Lackington, James

Methodist bookseller, born on 31 August 1746 at Wellington, Som. He began life as an apprentice shoemaker in Taunton, where he first heard the Methodist preachers and was converted. His early years were characterized by poverty and hardship. Moving to Bristol, he heard John Wesley at the New Room and married a Methodist wife, Nancy, in 1770, who died in 1775. In 1773 he went to London almost penniless, but received a legacy of £10 from his grandfather that year. He opened his first bookshop in Featherstone Street, south of Old Street, in June 1774, then moved to Chiswell Street. With a £5 loan from the Foundery Lending Stock he became a highly successful London bookseller on the principle of 'small profits and quick returns', calling the impressive premises in Finsbury Square, to which he moved in 1789, the 'Temple of the Muses'. But in prosperity and under the influence of a 'Mr. Davies' and other infidels, he turned his back on Methodism, which he dismissed contemptuously in his Memoirs (1791; enlarged and reprinted many times until 1827).

A further change of heart resulted from his reading of Paley's Evidences of Christianity, Jenkins's Reasonableness and Certainty of the Christian Religion, Butler's Analogy of Religion and Whitehead's Life of Wesley. Following the republication of his Memoirs without his consent, he wrote his Confessions (1803), repudiating his infidelity. He regretted that his criticisms of Methodism had 'wounded the Church of England and attacked the whole of evangelical piety' and acknowledged the beneficial influence of the Methodists on him. He retired in 1798 to Thornbury, Glos., returning to his native Taunton in 1806, and finally settled at Budleigh Salterton because of his health. He built three Methodist churches, each named 'The Temple': at Thornbury (1803), at Taunton (1808) and at Budleigh Salterton (1812), where he died on 22 November 1815. The successor to his 1812 church at Budleigh Salterton, built In 1904, now has a blue plaque in his memory.

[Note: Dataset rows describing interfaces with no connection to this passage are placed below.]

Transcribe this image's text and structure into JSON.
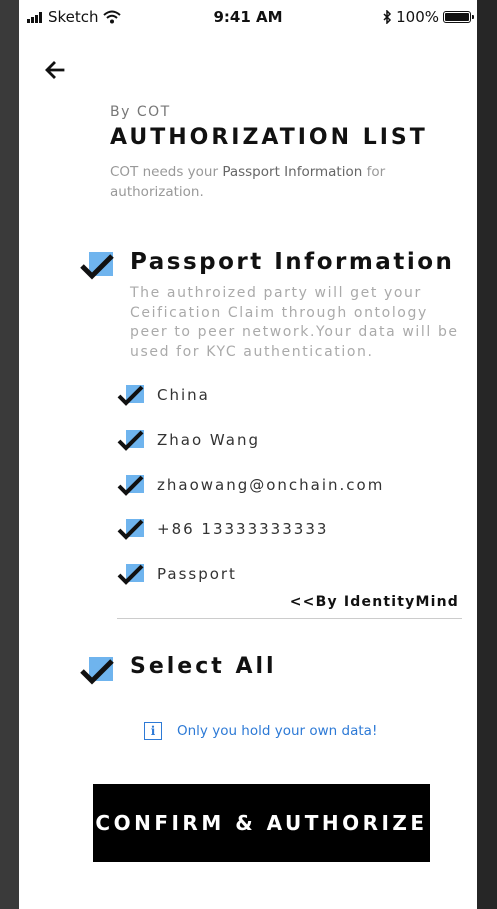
{
  "status_bar": {
    "carrier": "Sketch",
    "time": "9:41 AM",
    "battery_text": "100%",
    "battery_level": 1.0
  },
  "header": {
    "back_icon": "arrow-left-icon",
    "by_label": "By COT",
    "title": "AUTHORIZATION LIST",
    "intro_prefix": "COT needs your",
    "intro_highlight": "Passport Information",
    "intro_suffix": "for authorization."
  },
  "section": {
    "title": "Passport Information",
    "description": "The authroized party will get your Ceification Claim through ontology peer to peer network.Your data will be used for KYC authentication.",
    "checked": true
  },
  "items": [
    {
      "label": "China",
      "checked": true
    },
    {
      "label": "Zhao Wang",
      "checked": true
    },
    {
      "label": "zhaowang@onchain.com",
      "checked": true
    },
    {
      "label": "+86 13333333333",
      "checked": true
    },
    {
      "label": "Passport",
      "checked": true
    }
  ],
  "provider": "<<By IdentityMind",
  "select_all": {
    "label": "Select All",
    "checked": true
  },
  "info": {
    "icon": "info-icon",
    "text": "Only you hold your own data!"
  },
  "confirm_button": "CONFIRM & AUTHORIZE",
  "colors": {
    "check_fill": "#6fb4ee",
    "check_mark": "#111111",
    "info_blue": "#2d7ad6",
    "button_bg": "#000000"
  }
}
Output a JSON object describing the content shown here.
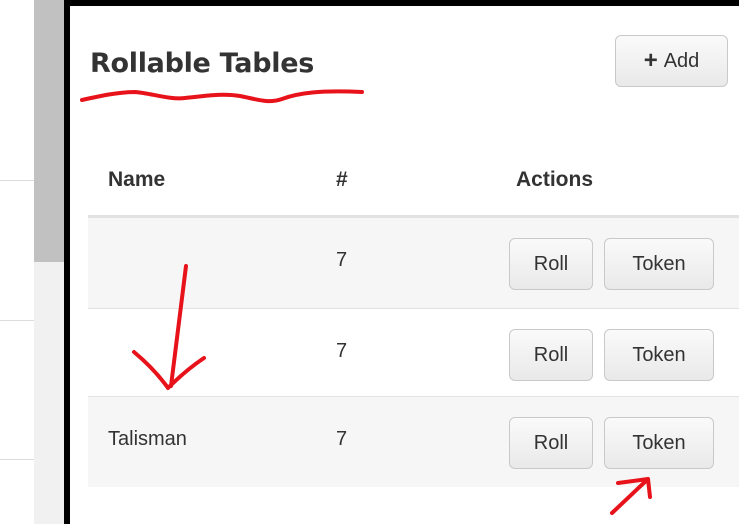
{
  "page": {
    "title": "Rollable Tables"
  },
  "toolbar": {
    "add_label": "Add",
    "add_icon": "plus-icon"
  },
  "table": {
    "headers": {
      "name": "Name",
      "count": "#",
      "actions": "Actions"
    },
    "rows": [
      {
        "name": "",
        "count": "7",
        "roll_label": "Roll",
        "token_label": "Token"
      },
      {
        "name": "",
        "count": "7",
        "roll_label": "Roll",
        "token_label": "Token"
      },
      {
        "name": "Talisman",
        "count": "7",
        "roll_label": "Roll",
        "token_label": "Token"
      }
    ]
  },
  "colors": {
    "annotation": "#e8121b",
    "text": "#333333",
    "background": "#ffffff"
  }
}
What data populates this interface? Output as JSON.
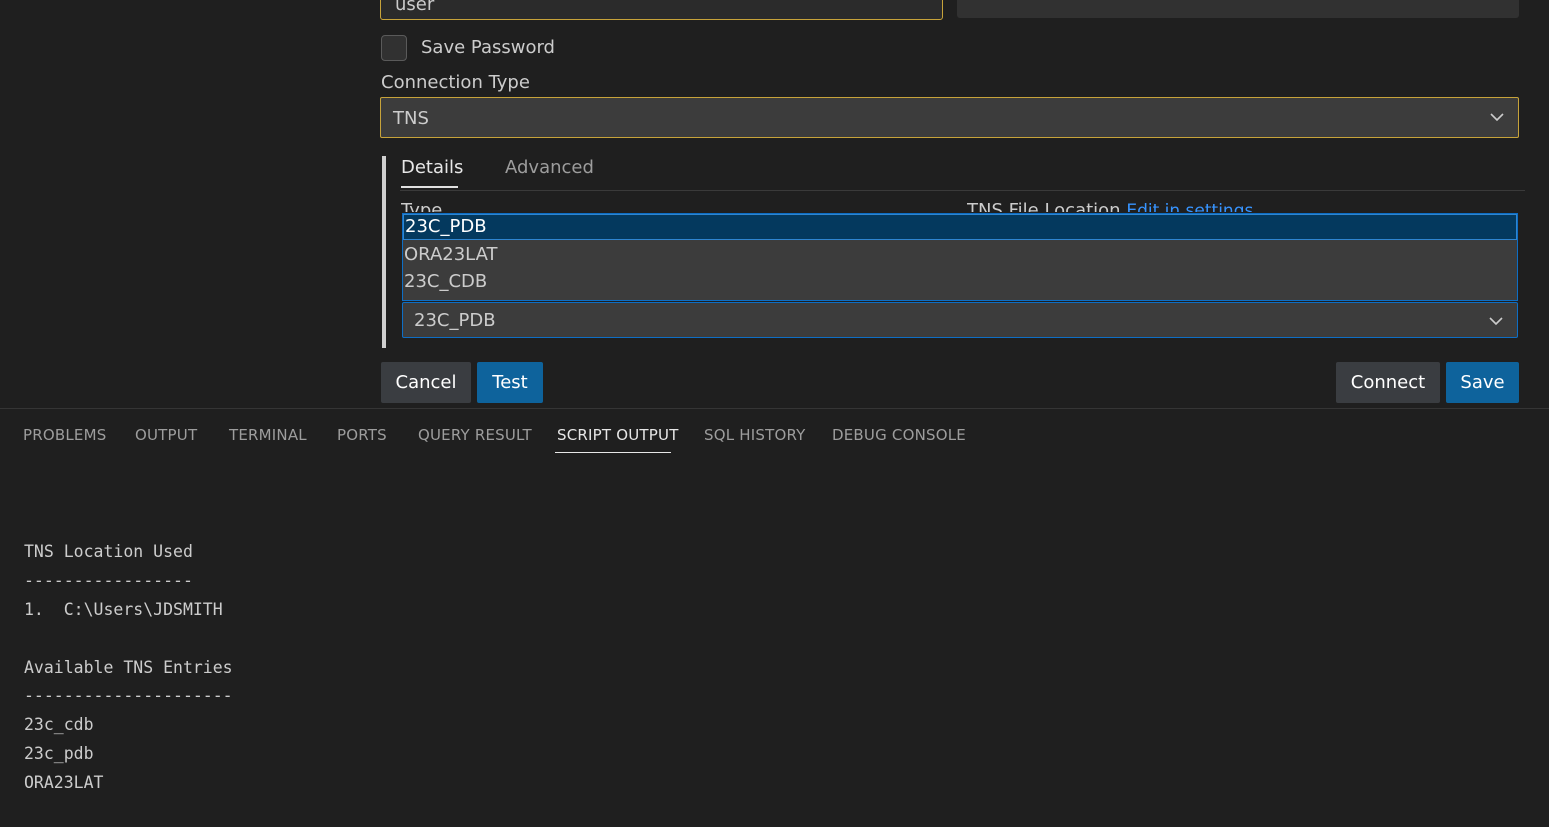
{
  "form": {
    "user_value": "user",
    "save_password_label": "Save Password",
    "connection_type_label": "Connection Type",
    "connection_type_value": "TNS",
    "accent_color": "#c7a33a"
  },
  "details": {
    "tabs": [
      {
        "label": "Details",
        "active": true
      },
      {
        "label": "Advanced",
        "active": false
      }
    ],
    "type_label": "Type",
    "tns_file_location_label": "TNS File Location",
    "edit_in_settings_link": "Edit in settings",
    "dropdown_options": [
      "23C_PDB",
      "ORA23LAT",
      "23C_CDB"
    ],
    "selected_option": "23C_PDB"
  },
  "actions": {
    "cancel": "Cancel",
    "test": "Test",
    "connect": "Connect",
    "save": "Save"
  },
  "panel": {
    "tabs": [
      "PROBLEMS",
      "OUTPUT",
      "TERMINAL",
      "PORTS",
      "QUERY RESULT",
      "SCRIPT OUTPUT",
      "SQL HISTORY",
      "DEBUG CONSOLE"
    ],
    "active_tab": "SCRIPT OUTPUT",
    "output_lines": [
      "TNS Location Used",
      "-----------------",
      "1.  C:\\Users\\JDSMITH",
      "",
      "Available TNS Entries",
      "---------------------",
      "23c_cdb",
      "23c_pdb",
      "ORA23LAT"
    ]
  },
  "icons": {
    "dropdown_chevron": "chevron-down-icon"
  }
}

'After all my investigations, although I assent to the truths of those doctrines [i.e. such 'mysteries' as the divinity of Christr, the doctrine of the Trinity and the atonement made by Christ] I do not pretend to comprehed them. I only believe them, because I think they are taught in the Old Testament, and by Christ and his Apostles in the New Testament...

'I also think that I should not have endeavoured to render the whole of those people [the Methodists] ridiculous, as by doing so I have grieved many who are sincerely worshipping God, and, as they think, in the best way and manner it is possible to worsdhip him. I still think that some of their tenets are wrong, and that they are led to believe some absurdities; yet it must be acknowledged that they have been the means of reclaiming and civilizing many ignorant, hardened and notorious wretches, in whom it were hard to say whether the devil or brute most predominate: yet such as these have by them been induced ever after to live pious, sober industrious members of society.'

(James Lackington, Confessions, pp.133, 147)

  • A.N. Walton, in WHS Proceedings, 18 pp.85-92
  • J.G. Hayman, Methodism in North Devon (1871) pp.51-3
  • Maurice Hewlett, Wiltshire Essays (1921) pp.128-37
  • Oxford DNB
  • Peter Hopkins (ed.), The Life of James Lackington, Bookseller, 1746-1815 (Merton Historical Society: local history notes - 24 (2004))
  • Methodist Recorder, 20 October 2017